Action item:
Look through the entries below and return all lines including the word "screenshot".

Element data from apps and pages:
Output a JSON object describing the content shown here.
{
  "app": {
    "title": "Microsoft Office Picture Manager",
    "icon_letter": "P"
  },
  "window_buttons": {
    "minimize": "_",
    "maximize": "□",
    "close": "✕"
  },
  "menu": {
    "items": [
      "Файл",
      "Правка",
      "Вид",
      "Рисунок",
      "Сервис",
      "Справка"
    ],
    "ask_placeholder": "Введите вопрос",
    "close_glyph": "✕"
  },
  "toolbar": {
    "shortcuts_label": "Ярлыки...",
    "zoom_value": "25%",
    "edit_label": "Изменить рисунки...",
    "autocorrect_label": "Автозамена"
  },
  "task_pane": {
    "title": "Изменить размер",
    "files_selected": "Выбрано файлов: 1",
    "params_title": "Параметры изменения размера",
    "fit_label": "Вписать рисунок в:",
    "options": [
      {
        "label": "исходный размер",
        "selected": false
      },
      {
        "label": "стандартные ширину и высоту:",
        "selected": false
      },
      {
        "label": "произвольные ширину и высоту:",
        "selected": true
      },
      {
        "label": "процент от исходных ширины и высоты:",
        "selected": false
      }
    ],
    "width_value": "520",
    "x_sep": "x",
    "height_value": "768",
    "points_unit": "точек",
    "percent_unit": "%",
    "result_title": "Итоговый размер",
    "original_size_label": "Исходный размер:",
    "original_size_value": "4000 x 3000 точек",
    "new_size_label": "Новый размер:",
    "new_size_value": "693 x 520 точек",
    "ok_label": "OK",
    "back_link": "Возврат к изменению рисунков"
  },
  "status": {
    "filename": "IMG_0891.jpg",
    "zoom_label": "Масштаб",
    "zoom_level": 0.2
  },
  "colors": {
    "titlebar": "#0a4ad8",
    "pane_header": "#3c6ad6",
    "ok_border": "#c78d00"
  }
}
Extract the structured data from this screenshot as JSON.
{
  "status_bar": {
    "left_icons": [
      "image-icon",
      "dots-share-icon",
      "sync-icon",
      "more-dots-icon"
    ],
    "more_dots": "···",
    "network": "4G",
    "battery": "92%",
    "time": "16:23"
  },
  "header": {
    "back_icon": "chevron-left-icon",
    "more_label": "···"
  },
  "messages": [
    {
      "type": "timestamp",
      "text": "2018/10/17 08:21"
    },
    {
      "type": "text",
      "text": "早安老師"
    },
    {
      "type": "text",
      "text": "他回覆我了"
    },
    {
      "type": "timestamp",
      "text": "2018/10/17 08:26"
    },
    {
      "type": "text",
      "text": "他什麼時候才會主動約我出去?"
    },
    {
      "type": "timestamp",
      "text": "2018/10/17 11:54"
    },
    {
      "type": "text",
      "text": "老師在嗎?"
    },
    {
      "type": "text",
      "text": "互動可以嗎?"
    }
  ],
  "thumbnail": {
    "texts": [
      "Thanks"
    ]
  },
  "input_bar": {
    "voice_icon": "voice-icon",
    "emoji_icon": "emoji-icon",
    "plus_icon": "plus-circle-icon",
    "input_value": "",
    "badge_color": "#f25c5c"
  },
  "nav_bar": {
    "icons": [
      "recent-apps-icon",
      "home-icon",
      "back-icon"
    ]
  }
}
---
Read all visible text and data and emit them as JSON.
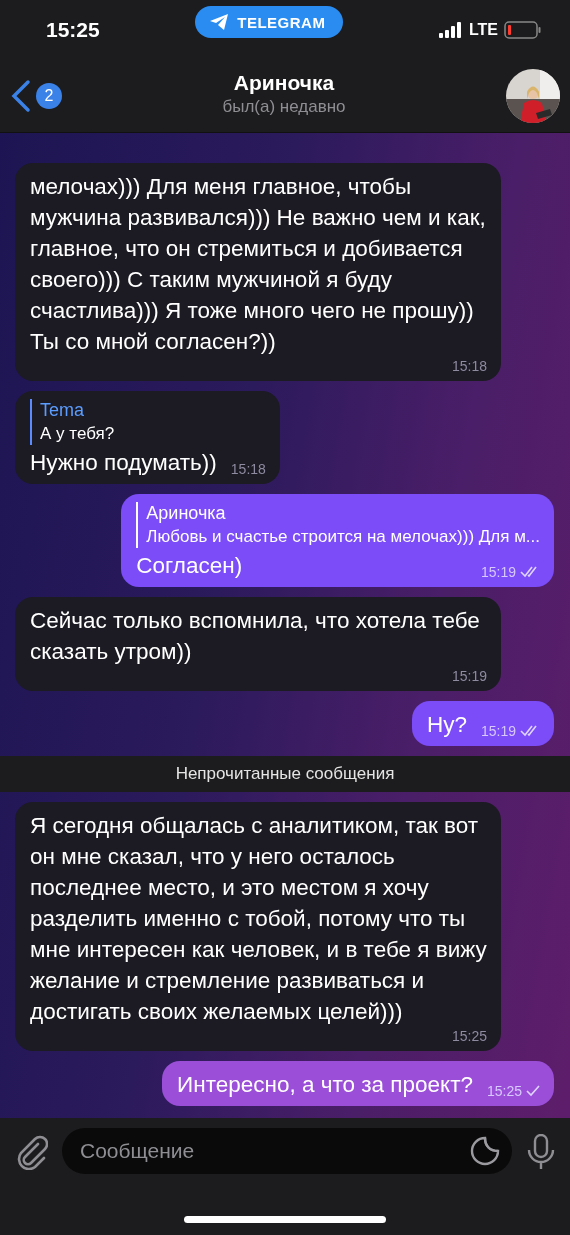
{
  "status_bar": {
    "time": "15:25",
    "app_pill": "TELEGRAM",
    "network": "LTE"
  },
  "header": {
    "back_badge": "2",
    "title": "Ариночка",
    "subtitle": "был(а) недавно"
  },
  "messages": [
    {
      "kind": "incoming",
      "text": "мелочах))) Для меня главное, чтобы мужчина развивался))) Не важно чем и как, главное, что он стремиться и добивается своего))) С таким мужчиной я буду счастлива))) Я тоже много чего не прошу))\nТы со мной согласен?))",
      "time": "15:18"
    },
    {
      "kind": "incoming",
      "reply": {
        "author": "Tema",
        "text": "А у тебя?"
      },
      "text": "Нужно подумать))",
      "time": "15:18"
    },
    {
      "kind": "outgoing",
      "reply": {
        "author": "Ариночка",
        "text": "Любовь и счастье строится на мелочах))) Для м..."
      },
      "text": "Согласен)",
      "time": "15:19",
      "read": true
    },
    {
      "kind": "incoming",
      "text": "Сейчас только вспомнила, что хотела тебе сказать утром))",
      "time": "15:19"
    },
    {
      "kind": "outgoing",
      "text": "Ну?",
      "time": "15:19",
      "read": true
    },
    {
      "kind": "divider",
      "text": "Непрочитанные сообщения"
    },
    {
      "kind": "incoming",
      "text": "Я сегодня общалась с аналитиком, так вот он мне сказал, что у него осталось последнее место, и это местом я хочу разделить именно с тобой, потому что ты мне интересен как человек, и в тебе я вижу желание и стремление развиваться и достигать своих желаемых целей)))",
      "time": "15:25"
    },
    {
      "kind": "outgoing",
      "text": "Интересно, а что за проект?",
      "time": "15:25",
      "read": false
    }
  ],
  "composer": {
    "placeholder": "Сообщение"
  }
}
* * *
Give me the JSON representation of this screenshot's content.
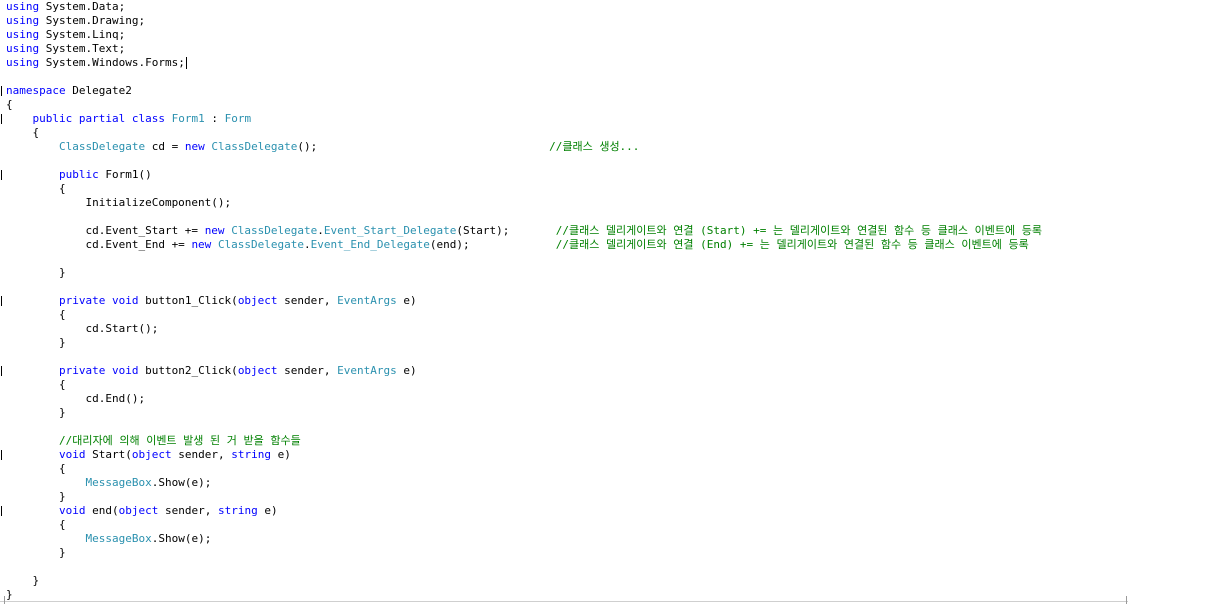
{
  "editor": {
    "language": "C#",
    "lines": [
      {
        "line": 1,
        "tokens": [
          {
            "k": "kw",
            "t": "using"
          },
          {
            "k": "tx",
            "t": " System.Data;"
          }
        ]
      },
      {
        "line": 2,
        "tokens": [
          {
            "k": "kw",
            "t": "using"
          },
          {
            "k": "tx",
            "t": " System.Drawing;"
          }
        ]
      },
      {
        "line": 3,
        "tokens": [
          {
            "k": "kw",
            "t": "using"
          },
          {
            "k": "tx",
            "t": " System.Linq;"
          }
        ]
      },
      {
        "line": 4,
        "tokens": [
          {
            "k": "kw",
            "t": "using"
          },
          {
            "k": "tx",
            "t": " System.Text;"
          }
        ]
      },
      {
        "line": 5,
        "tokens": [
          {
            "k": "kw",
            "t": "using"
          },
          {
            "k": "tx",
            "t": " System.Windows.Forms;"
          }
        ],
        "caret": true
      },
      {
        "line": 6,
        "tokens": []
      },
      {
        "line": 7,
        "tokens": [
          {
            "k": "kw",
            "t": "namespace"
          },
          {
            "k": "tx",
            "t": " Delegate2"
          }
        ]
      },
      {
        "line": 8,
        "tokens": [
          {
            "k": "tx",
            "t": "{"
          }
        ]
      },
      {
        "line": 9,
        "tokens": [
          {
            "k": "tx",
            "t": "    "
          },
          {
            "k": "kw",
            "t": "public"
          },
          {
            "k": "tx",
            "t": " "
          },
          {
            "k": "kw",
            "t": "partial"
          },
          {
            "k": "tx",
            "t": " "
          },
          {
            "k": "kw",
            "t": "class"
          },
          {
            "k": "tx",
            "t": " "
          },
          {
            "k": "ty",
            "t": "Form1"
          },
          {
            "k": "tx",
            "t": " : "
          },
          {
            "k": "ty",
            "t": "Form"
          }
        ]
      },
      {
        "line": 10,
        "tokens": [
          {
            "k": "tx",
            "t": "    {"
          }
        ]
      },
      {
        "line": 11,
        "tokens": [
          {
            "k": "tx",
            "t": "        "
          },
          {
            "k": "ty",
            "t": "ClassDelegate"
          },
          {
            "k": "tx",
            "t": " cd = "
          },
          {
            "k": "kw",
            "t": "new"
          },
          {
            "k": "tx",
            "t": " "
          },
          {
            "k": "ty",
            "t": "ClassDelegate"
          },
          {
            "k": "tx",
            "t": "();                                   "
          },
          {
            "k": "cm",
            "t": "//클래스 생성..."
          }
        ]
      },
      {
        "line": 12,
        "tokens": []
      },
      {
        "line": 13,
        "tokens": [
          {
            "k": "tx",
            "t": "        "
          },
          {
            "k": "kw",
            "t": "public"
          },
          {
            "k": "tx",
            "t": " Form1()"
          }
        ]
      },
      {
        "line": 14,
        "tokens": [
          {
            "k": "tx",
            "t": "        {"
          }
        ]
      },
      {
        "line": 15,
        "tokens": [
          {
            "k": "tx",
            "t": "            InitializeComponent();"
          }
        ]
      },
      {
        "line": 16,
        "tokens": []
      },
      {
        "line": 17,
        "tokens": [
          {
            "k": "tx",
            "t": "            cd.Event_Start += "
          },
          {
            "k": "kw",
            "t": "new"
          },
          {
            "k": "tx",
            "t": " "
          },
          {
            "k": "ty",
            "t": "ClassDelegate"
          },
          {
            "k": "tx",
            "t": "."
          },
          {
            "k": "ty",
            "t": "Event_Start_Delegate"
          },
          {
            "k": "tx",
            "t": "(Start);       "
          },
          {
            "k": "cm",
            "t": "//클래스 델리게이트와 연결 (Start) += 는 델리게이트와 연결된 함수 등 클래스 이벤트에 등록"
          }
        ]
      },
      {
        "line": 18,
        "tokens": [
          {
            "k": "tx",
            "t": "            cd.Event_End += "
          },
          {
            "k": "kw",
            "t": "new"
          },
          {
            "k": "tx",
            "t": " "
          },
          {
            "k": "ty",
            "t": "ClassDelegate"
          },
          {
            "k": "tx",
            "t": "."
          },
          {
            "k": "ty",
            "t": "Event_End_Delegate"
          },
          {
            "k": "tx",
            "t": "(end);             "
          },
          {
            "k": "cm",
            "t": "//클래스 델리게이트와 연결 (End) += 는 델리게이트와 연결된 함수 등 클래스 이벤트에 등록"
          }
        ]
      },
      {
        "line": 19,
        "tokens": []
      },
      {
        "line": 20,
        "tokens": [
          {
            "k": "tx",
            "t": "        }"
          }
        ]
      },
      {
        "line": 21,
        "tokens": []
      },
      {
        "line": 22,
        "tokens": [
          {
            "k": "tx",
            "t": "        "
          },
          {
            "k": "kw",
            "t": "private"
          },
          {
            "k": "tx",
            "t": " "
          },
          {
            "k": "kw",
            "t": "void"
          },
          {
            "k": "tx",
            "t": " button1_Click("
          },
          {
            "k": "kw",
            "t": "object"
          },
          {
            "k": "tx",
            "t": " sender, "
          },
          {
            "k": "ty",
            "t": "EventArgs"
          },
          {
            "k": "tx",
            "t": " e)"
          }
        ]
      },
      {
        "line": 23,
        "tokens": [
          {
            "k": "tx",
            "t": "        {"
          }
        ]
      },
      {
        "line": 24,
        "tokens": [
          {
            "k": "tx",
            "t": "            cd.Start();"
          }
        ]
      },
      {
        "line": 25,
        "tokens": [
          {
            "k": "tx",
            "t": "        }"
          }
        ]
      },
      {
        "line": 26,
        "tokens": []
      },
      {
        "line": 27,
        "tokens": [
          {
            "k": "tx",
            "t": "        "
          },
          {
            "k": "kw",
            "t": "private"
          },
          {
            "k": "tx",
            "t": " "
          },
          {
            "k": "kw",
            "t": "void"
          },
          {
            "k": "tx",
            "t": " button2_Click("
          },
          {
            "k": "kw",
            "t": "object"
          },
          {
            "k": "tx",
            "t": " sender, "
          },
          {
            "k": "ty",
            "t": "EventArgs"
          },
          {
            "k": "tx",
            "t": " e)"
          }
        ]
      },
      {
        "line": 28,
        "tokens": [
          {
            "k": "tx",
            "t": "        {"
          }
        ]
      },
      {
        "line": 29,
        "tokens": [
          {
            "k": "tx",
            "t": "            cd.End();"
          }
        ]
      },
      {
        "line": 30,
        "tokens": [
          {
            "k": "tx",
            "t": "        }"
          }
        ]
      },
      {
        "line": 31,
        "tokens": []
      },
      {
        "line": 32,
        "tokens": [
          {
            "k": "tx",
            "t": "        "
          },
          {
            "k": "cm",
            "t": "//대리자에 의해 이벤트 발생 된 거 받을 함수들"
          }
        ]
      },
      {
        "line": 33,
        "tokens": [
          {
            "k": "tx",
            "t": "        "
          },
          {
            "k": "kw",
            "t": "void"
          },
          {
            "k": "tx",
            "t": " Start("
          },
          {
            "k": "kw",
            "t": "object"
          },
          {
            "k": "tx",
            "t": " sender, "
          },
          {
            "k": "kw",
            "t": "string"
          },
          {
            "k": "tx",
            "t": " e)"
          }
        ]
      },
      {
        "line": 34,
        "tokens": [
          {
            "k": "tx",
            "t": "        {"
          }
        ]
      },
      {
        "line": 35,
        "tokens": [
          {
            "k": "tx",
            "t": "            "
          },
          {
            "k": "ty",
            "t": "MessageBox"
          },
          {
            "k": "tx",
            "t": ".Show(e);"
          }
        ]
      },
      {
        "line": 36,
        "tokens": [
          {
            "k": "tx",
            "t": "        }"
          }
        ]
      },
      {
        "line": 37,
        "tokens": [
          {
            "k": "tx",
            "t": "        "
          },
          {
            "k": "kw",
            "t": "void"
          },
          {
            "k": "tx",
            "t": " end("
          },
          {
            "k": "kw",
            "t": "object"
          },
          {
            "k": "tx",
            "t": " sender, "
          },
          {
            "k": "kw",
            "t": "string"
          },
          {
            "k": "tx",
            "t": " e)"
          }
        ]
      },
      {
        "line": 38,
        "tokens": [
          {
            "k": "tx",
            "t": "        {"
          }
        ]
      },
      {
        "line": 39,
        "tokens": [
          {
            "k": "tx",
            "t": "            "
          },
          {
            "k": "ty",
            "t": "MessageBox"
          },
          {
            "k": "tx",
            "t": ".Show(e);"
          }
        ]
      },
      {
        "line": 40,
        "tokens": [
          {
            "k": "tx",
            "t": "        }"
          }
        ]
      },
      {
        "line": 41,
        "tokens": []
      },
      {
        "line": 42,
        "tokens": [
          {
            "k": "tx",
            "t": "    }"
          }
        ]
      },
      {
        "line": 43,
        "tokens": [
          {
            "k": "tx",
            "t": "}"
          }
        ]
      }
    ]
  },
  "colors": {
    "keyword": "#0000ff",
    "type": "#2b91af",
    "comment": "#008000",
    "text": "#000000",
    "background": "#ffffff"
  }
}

Finished task:
Extract the structured data from this screenshot as JSON.
Give me the JSON representation of this screenshot's content.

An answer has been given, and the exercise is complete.